On other occasions, Wales has offered a more erudite account of the site's origins and purpose. In 1945, in his famous essay "The Use of Knowledge in Society," the libertarian economist F.A. Hayek argued that market mechanisms serve "to share and synchronize local and personal knowledge, allowing society's members to achieve diverse, complicated ends through a principle of spontaneous self-organization." (These are the words not of the Nobel Prize winner himself but of Wikipedia's entry on him.) "Hayek's work on price theory is central to my own thinking about how to manage the Wikipedia project," Wales wrote on the blog of the Internet law guru Lawrence Lessig. "One can't understand my ideas about Wikipedia without understanding Hayek." Long before socialism crumbled, Hayek saw the perils of centralization. When information is dispersed (as it always is), decisions are best left to those with the most local knowledge.

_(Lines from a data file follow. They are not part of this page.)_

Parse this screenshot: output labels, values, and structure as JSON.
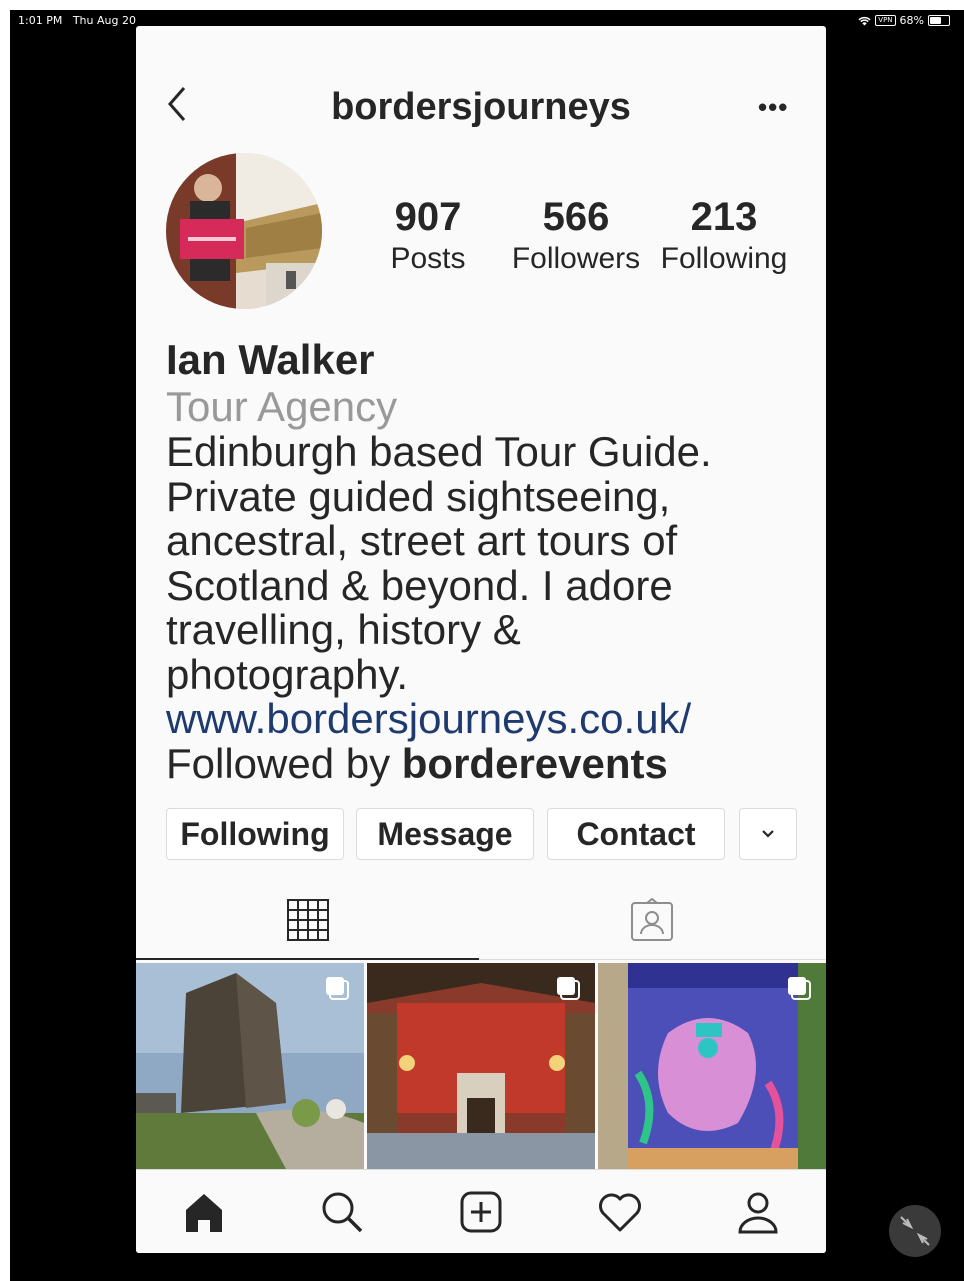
{
  "status_bar": {
    "time": "1:01 PM",
    "date": "Thu Aug 20",
    "vpn": "VPN",
    "battery": "68%",
    "battery_level": 0.68
  },
  "profile": {
    "username": "bordersjourneys",
    "stats": [
      {
        "value": "907",
        "label": "Posts"
      },
      {
        "value": "566",
        "label": "Followers"
      },
      {
        "value": "213",
        "label": "Following"
      }
    ],
    "name": "Ian Walker",
    "category": "Tour Agency",
    "bio_lines": [
      "Edinburgh based Tour Guide.",
      "Private guided sightseeing,",
      "ancestral, street art tours of",
      "Scotland & beyond. I adore",
      "travelling, history &",
      "photography."
    ],
    "website": "www.bordersjourneys.co.uk/",
    "followed_by_prefix": "Followed by",
    "followed_by_user": "borderevents"
  },
  "actions": {
    "following": "Following",
    "message": "Message",
    "contact": "Contact",
    "more_icon": "chevron-down-icon"
  },
  "tabs": [
    {
      "name": "grid",
      "icon": "grid-icon",
      "active": true
    },
    {
      "name": "tagged",
      "icon": "tagged-icon",
      "active": false
    }
  ],
  "nav_icons": [
    "home-icon",
    "search-icon",
    "new-post-icon",
    "activity-heart-icon",
    "profile-icon"
  ],
  "colors": {
    "link": "#1e3a6e",
    "text": "#262626",
    "muted": "#999999",
    "background": "#fafafa"
  }
}
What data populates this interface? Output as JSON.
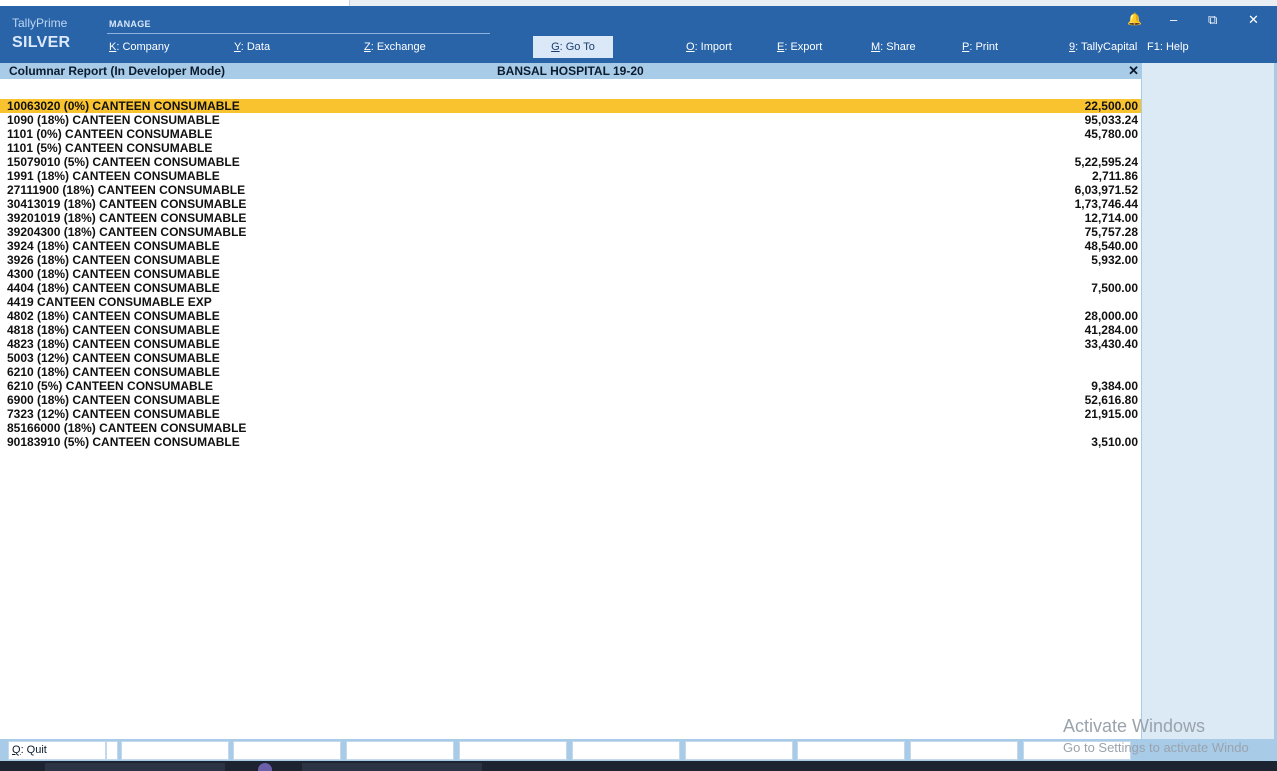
{
  "app": {
    "brand_prime": "TallyPrime",
    "brand_edition": "SILVER",
    "section_label": "MANAGE"
  },
  "menu": [
    {
      "key": "K",
      "label": ": Company"
    },
    {
      "key": "Y",
      "label": ": Data"
    },
    {
      "key": "Z",
      "label": ": Exchange"
    },
    {
      "key": "G",
      "label": ": Go To"
    },
    {
      "key": "O",
      "label": ": Import"
    },
    {
      "key": "E",
      "label": ": Export"
    },
    {
      "key": "M",
      "label": ": Share"
    },
    {
      "key": "P",
      "label": ": Print"
    },
    {
      "key": "9",
      "label": ": TallyCapital"
    },
    {
      "key": "",
      "label": "F1: Help"
    }
  ],
  "window_controls": {
    "bell": "🔔",
    "minimize": "–",
    "restore": "⧉",
    "close": "✕"
  },
  "report": {
    "title": "Columnar Report (In Developer Mode)",
    "company": "BANSAL HOSPITAL 19-20",
    "close_glyph": "✕",
    "rows": [
      {
        "name": "10063020 (0%) CANTEEN CONSUMABLE",
        "amount": "22,500.00",
        "selected": true
      },
      {
        "name": "1090 (18%) CANTEEN CONSUMABLE",
        "amount": "95,033.24"
      },
      {
        "name": "1101 (0%) CANTEEN CONSUMABLE",
        "amount": "45,780.00"
      },
      {
        "name": "1101 (5%) CANTEEN CONSUMABLE",
        "amount": ""
      },
      {
        "name": "15079010 (5%) CANTEEN CONSUMABLE",
        "amount": "5,22,595.24"
      },
      {
        "name": "1991 (18%) CANTEEN CONSUMABLE",
        "amount": "2,711.86"
      },
      {
        "name": "27111900 (18%) CANTEEN CONSUMABLE",
        "amount": "6,03,971.52"
      },
      {
        "name": "30413019 (18%) CANTEEN CONSUMABLE",
        "amount": "1,73,746.44"
      },
      {
        "name": "39201019 (18%) CANTEEN CONSUMABLE",
        "amount": "12,714.00"
      },
      {
        "name": "39204300 (18%) CANTEEN CONSUMABLE",
        "amount": "75,757.28"
      },
      {
        "name": "3924 (18%) CANTEEN CONSUMABLE",
        "amount": "48,540.00"
      },
      {
        "name": "3926 (18%) CANTEEN CONSUMABLE",
        "amount": "5,932.00"
      },
      {
        "name": "4300 (18%) CANTEEN CONSUMABLE",
        "amount": ""
      },
      {
        "name": "4404 (18%) CANTEEN CONSUMABLE",
        "amount": "7,500.00"
      },
      {
        "name": "4419 CANTEEN CONSUMABLE EXP",
        "amount": ""
      },
      {
        "name": "4802 (18%) CANTEEN CONSUMABLE",
        "amount": "28,000.00"
      },
      {
        "name": "4818 (18%) CANTEEN CONSUMABLE",
        "amount": "41,284.00"
      },
      {
        "name": "4823 (18%) CANTEEN CONSUMABLE",
        "amount": "33,430.40"
      },
      {
        "name": "5003 (12%) CANTEEN CONSUMABLE",
        "amount": ""
      },
      {
        "name": "6210 (18%) CANTEEN CONSUMABLE",
        "amount": ""
      },
      {
        "name": "6210 (5%) CANTEEN CONSUMABLE",
        "amount": "9,384.00"
      },
      {
        "name": "6900 (18%) CANTEEN CONSUMABLE",
        "amount": "52,616.80"
      },
      {
        "name": "7323 (12%) CANTEEN CONSUMABLE",
        "amount": "21,915.00"
      },
      {
        "name": "85166000 (18%) CANTEEN CONSUMABLE",
        "amount": ""
      },
      {
        "name": "90183910 (5%) CANTEEN CONSUMABLE",
        "amount": "3,510.00"
      }
    ]
  },
  "footer": {
    "quit_key": "Q",
    "quit_label": ": Quit"
  },
  "watermark": {
    "line1": "Activate Windows",
    "line2": "Go to Settings to activate Windo"
  },
  "colors": {
    "header": "#2964a8",
    "titlebar": "#a8cbe8",
    "selected_row": "#f9c330"
  }
}
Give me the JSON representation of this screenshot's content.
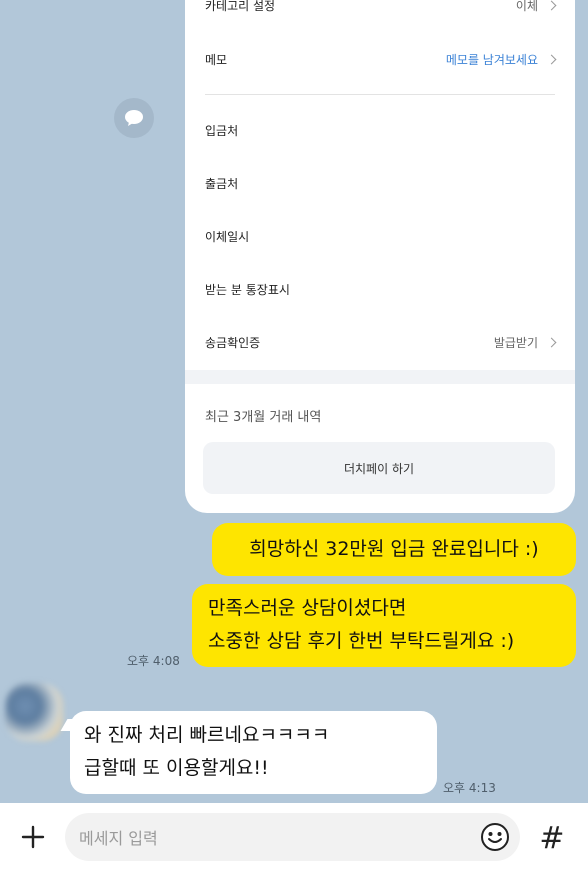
{
  "card": {
    "rows": [
      {
        "label": "카테고리 설정",
        "value": "이체"
      },
      {
        "label": "메모",
        "value": "메모를 남겨보세요"
      },
      {
        "label": "입금처",
        "value": ""
      },
      {
        "label": "출금처",
        "value": ""
      },
      {
        "label": "이체일시",
        "value": ""
      },
      {
        "label": "받는 분 통장표시",
        "value": ""
      },
      {
        "label": "송금확인증",
        "value": "발급받기"
      }
    ],
    "recent_label": "최근 3개월 거래 내역",
    "dutch_pay_label": "더치페이 하기"
  },
  "messages": {
    "m1": "희망하신 32만원 입금 완료입니다 :)",
    "m2_line1": "만족스러운 상담이셨다면",
    "m2_line2": "소중한 상담 후기 한번 부탁드릴게요 :)",
    "m2_time": "오후 4:08",
    "m3_line1": "와 진짜 처리 빠르네요ㅋㅋㅋㅋ",
    "m3_line2": "급할때 또 이용할게요!!",
    "m3_time": "오후 4:13"
  },
  "input": {
    "placeholder": "메세지 입력"
  },
  "icons": {
    "plus": "plus-icon",
    "emoji": "emoji-icon",
    "hash": "hash-icon",
    "chat": "chat-bubble-icon"
  },
  "colors": {
    "background": "#b2c7d9",
    "my_bubble": "#fee500",
    "memo_link": "#3b82d6"
  }
}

This insight, which undergirds contemporary libertarianism, earned Hayek plaudits from fellow libertarian economist and Nobel Prize winner Milton Friedman as the "most important social thinker of the 20th century." The question: Will traditional reference works like Encyclopedia Britannica, that great centralizer of knowledge, fall before Wikipedia the way the Soviet Union fell before the West?
When Wales founded the site in 2001, his plan was simple yet seemingly insane: "Imagine a world in which every single person on the planet is given free access to the sum of all human knowledge. …